Nota: Este archivo abarca los artículos publicados por el autor desde el 1 de diciembre de 2007. Para fechas anteriores realice una búsqueda entrecomillando su nombre.

After waiting for two days for permission to dock in Lampedusa, Italy, Sea-Watch 3 — a humanitarian boat carrying 40Libyan migrants rescued from a flimsy dinghy in the Mediterranean — finally defied Italy’s orders and entered the port on Saturday. As soon as the vessel docked, the ship’s German captain, Carola Rackete, was arrested and, according to her lawyer, accused of “resisting a war ship” — a charge that carries up to 10 years in prison.

Sea-Watch immediately tweeted a statement from its chairman, Johannes Bayer, which read: “We are proud of our captain, she did exactly the right thing. She upheld the law of the sea and brought people to safety.”…  Seguir leyendo »

In the wake of the Dutch election, in which the far-right candidate Geert Wilders was comfortably defeated, it seems clear that despite this setback, a common set of fears and concerns are pushing millions of voters into the arms of nationalist, populist politicians.

The loss of national identity. Disillusionment with mainstream politicians. Unemployment. Globalization. None of these are new features of Western societies.

The problem is that these issues have collided with the refugee crisis and poor economic growth across the continent, leading some to conclude that their countries are in decline.

This challenge to the status quo has, it seems, been aggravated by new forms of rebellion and political activism, made possible through the Internet -- which is something that traditional political parties seem to have not gotten their heads around yet.…  Seguir leyendo »

Despite Brexit and Trump, the EU

Last, week, Antonio Tajani was elected President of the European Parliament. Considering the myriad challenges currently facing both the EU and the wider continent, his job should be one of the busiest in politics.

His victory was the result of a newly established alliance between Guy Verhofstadt's liberals, the Alliance of Liberals and Democrats for Europe (ALDE), and Tajani's center-right European People's Party (EPP).

"We want to act together to bring results for European citizens and guarantee Europe's stability. Our partnership is based on content and on reforms for Europe. It is a pact for results," the parliamentary leader of the EPP, Manfred Weber, said.…  Seguir leyendo »

A 12-inch talking Trump doll is on display at a toy store in New York in September 2004.

The election of Donald Trump as US president is causing turmoil across the world.

The other side of the Atlantic cannot escape this. Leaders of European governments and of the EU itself are naturally taking a politically correct line, praising the new American leader as someone they are ready to "work with."

Yet, a Trump administration might become a nightmare for all involved in the EU's international relations; especially when it comes to dealing with Russia and the situation in Syria.

More worryingly, the repercussions of the US presidential election could have a wider, and longer-term, impact on European politics.

Indeed, nationalist and xenophobic forces are celebrating.…  Seguir leyendo »

It may seem bizarre that two far-right, nationalist politicians — Marine Le Pen of France and Geert Wilders of the Netherlands — have reached across borders to form a Pan-European group dedicated to weakening the European Union.

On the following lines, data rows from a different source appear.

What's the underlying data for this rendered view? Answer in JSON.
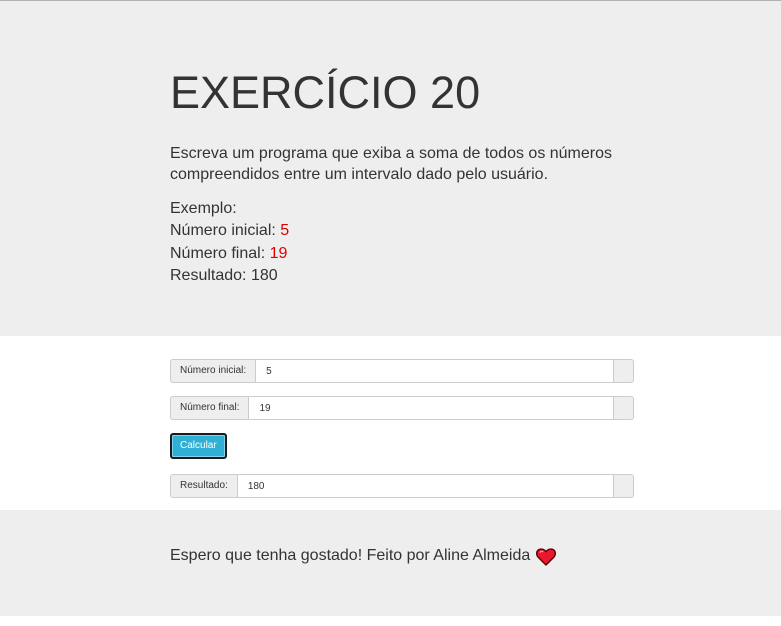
{
  "header": {
    "title": "EXERCÍCIO 20",
    "description": "Escreva um programa que exiba a soma de todos os números compreendidos entre um intervalo dado pelo usuário.",
    "example_label": "Exemplo:",
    "start_label": "Número inicial: ",
    "start_value": "5",
    "end_label": "Número final: ",
    "end_value": "19",
    "result_label": "Resultado: ",
    "result_value": "180",
    "accent_color": "#e00000"
  },
  "form": {
    "start_field": {
      "label": "Número inicial:",
      "value": "5"
    },
    "end_field": {
      "label": "Número final:",
      "value": "19"
    },
    "submit_label": "Calcular",
    "result_field": {
      "label": "Resultado:",
      "value": "180"
    },
    "button_color": "#31b0d5"
  },
  "footer": {
    "text": "Espero que tenha gostado! Feito por Aline Almeida",
    "icon": "heart-icon",
    "icon_color": "#e8192c"
  }
}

Their aim is a transnational political alliance that would compete in the May elections for the European Parliament; once in power, they would cooperate to try to rein in the power of Brussels.

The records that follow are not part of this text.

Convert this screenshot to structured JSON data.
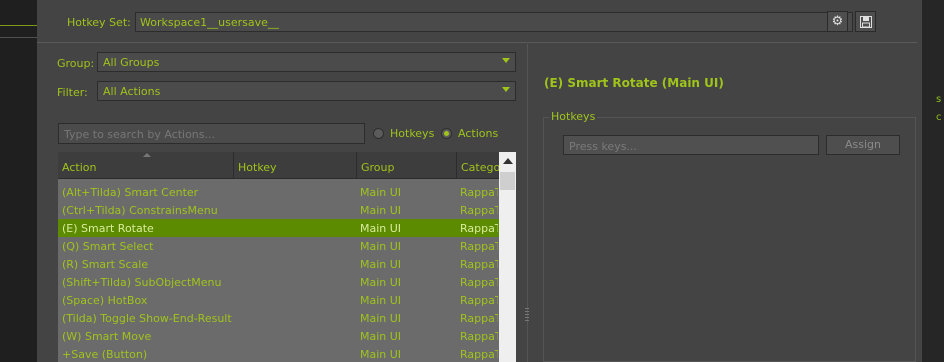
{
  "hotkey_set": {
    "label": "Hotkey Set:",
    "value": "Workspace1__usersave__"
  },
  "icons": {
    "settings": "gear-icon",
    "save": "floppy-disk-icon"
  },
  "group": {
    "label": "Group:",
    "value": "All Groups"
  },
  "filter": {
    "label": "Filter:",
    "value": "All Actions"
  },
  "search": {
    "placeholder": "Type to search by Actions..."
  },
  "search_mode": {
    "hotkeys_label": "Hotkeys",
    "actions_label": "Actions",
    "selected": "Actions"
  },
  "table": {
    "columns": [
      "Action",
      "Hotkey",
      "Group",
      "Categor"
    ],
    "rows": [
      {
        "action": "(Alt+Tilda) Smart Center",
        "hotkey": "",
        "group": "Main UI",
        "category": "RappaT"
      },
      {
        "action": "(Ctrl+Tilda) ConstrainsMenu",
        "hotkey": "",
        "group": "Main UI",
        "category": "RappaT"
      },
      {
        "action": "(E) Smart Rotate",
        "hotkey": "",
        "group": "Main UI",
        "category": "RappaT",
        "selected": true
      },
      {
        "action": "(Q) Smart Select",
        "hotkey": "",
        "group": "Main UI",
        "category": "RappaT"
      },
      {
        "action": "(R) Smart Scale",
        "hotkey": "",
        "group": "Main UI",
        "category": "RappaT"
      },
      {
        "action": "(Shift+Tilda) SubObjectMenu",
        "hotkey": "",
        "group": "Main UI",
        "category": "RappaT"
      },
      {
        "action": "(Space) HotBox",
        "hotkey": "",
        "group": "Main UI",
        "category": "RappaT"
      },
      {
        "action": "(Tilda) Toggle Show-End-Result",
        "hotkey": "",
        "group": "Main UI",
        "category": "RappaT"
      },
      {
        "action": "(W) Smart Move",
        "hotkey": "",
        "group": "Main UI",
        "category": "RappaT"
      },
      {
        "action": "+Save (Button)",
        "hotkey": "",
        "group": "Main UI",
        "category": "RappaT"
      }
    ]
  },
  "detail": {
    "title": "(E) Smart Rotate (Main UI)",
    "hotkeys_group_label": "Hotkeys",
    "press_keys_placeholder": "Press keys...",
    "assign_label": "Assign"
  },
  "colors": {
    "accent": "#9fc41a",
    "selection": "#5c8a00",
    "panel": "#444444"
  }
}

Are these politicians, who share an opposition to immigration and a skepticism about the free flow of labor and capital across the Continent, simply hypocritical opportunists, as many Europeans of the left believe?…  Seguir leyendo »

The convulsions that seized Italy in recent days have created new hopes that the country can be reborn, the European Union reassured and the markets stabilized. The respected economist and former European Union commissioner Mario Monti — effectively placed in charge of the country by the Italian president, and, even more, by Western political and financial powers — is trusted to have the skills and balance to deal with Italy’s economic crisis and enormous public debt.

Many believe that this is the end of the anomaly of the Berlusconi era.

They are wrong. Silvio Berlusconi, the self-proclaimed “best prime minister ever,” turned Italy into an abnormal country by aggravating the existing flaws of its relatively young democracy.…  Seguir leyendo »